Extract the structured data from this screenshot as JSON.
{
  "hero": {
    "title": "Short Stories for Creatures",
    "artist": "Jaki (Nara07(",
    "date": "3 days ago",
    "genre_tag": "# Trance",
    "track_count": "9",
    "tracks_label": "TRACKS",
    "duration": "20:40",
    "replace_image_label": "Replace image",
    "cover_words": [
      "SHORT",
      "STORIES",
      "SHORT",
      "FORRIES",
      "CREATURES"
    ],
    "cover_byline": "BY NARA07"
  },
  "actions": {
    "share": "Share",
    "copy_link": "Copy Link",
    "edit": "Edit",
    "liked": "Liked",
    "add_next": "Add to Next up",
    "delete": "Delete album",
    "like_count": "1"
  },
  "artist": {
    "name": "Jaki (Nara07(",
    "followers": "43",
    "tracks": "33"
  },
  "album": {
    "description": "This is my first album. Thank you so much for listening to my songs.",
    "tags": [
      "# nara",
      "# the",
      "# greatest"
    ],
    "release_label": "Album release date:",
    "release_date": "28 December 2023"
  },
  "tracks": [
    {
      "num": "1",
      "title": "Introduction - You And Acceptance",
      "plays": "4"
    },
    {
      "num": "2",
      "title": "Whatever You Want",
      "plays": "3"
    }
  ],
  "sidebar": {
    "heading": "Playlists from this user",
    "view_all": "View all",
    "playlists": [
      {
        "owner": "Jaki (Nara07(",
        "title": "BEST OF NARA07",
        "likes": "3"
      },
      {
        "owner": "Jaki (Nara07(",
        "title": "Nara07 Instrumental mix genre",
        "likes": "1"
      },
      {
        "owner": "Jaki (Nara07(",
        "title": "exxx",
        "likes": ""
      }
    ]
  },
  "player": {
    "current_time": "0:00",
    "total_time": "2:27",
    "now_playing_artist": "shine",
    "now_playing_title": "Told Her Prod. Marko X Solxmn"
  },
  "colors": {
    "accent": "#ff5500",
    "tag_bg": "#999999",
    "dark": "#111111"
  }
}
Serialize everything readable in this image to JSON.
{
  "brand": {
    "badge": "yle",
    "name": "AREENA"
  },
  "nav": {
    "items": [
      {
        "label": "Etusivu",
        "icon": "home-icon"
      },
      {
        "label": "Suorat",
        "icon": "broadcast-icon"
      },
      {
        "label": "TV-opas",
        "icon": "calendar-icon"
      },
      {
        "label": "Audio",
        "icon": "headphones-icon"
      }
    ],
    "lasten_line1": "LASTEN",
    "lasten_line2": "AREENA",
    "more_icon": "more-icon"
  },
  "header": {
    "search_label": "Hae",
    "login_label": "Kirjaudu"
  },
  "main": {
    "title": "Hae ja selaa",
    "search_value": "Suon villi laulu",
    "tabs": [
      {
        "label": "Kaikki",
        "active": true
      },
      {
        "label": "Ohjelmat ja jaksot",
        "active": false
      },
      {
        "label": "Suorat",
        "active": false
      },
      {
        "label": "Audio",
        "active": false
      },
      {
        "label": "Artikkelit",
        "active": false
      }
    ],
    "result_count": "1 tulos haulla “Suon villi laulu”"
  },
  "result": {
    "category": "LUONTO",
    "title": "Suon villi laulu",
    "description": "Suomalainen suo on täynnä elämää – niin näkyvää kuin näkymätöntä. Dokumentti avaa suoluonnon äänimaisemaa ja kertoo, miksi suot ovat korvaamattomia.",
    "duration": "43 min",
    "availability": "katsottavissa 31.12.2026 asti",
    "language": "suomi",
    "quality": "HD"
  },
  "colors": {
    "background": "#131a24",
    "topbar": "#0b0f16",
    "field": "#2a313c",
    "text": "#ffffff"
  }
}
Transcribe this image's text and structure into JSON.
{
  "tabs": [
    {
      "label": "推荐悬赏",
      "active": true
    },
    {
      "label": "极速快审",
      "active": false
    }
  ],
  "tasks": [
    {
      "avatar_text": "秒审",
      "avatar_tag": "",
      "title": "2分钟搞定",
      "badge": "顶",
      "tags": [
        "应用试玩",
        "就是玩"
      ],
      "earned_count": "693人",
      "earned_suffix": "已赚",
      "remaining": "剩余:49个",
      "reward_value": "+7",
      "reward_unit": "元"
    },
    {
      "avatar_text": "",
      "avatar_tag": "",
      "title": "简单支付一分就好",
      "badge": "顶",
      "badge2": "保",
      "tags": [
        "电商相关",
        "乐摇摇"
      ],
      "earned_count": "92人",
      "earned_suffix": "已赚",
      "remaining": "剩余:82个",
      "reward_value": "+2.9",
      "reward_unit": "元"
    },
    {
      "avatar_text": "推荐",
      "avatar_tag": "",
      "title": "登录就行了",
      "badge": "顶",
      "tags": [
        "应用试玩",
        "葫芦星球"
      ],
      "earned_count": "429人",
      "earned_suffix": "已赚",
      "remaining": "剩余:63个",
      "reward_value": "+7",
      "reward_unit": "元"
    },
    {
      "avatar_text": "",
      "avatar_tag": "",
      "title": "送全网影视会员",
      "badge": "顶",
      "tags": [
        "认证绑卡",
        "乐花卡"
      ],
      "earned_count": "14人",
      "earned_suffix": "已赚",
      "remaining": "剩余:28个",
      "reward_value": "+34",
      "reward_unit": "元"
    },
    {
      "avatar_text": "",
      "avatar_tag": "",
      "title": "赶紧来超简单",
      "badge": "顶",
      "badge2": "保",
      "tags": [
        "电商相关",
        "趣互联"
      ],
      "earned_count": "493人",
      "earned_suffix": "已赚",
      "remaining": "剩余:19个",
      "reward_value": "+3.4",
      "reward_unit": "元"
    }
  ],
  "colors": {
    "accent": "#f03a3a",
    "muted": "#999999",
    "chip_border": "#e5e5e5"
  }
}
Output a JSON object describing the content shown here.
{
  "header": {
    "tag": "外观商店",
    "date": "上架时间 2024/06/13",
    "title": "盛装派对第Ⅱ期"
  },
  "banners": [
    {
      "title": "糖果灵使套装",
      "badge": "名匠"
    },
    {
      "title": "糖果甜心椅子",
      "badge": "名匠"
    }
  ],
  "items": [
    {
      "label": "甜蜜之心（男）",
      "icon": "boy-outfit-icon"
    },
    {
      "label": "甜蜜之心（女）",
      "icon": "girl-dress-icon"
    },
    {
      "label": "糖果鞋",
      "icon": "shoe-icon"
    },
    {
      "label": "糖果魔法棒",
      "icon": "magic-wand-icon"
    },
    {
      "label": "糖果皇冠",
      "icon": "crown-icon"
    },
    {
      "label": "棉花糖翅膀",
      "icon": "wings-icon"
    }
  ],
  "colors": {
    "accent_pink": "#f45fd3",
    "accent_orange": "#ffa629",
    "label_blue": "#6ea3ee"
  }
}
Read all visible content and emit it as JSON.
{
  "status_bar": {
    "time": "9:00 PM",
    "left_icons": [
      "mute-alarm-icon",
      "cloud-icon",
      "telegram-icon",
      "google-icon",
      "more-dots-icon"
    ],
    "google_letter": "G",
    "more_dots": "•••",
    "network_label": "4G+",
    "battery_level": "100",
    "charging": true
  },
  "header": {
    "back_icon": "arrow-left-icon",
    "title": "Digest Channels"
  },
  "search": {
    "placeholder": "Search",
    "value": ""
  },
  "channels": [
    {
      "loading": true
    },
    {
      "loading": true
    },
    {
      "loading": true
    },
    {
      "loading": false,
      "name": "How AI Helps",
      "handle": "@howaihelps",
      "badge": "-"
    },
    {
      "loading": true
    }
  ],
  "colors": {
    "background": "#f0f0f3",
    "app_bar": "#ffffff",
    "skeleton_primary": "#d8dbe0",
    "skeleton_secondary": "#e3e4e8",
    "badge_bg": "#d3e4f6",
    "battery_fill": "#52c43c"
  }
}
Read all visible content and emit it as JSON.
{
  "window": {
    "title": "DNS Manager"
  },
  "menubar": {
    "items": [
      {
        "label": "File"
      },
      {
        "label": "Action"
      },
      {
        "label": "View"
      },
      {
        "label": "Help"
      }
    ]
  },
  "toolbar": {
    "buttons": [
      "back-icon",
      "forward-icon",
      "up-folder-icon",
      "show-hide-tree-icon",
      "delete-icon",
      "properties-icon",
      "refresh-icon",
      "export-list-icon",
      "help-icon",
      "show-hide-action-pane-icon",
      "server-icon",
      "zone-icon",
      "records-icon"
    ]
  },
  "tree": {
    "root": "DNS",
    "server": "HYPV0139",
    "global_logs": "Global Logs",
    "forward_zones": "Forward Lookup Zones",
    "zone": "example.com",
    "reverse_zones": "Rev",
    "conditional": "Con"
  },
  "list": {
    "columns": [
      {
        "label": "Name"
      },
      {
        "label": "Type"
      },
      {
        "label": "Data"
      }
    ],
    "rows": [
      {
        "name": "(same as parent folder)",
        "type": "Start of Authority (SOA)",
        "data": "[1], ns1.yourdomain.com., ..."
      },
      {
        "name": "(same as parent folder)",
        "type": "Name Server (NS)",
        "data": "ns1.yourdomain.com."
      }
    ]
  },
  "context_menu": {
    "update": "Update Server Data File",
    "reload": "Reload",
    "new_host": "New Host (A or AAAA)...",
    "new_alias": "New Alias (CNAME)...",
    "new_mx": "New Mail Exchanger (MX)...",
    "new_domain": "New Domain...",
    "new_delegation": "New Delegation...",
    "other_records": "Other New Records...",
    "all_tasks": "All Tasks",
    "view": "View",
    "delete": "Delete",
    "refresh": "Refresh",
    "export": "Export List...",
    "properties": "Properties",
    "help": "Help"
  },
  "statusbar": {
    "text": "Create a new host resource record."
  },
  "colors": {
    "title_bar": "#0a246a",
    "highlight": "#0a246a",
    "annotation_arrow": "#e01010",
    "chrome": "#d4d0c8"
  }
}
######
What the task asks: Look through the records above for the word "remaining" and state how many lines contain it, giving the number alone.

Answer space: 5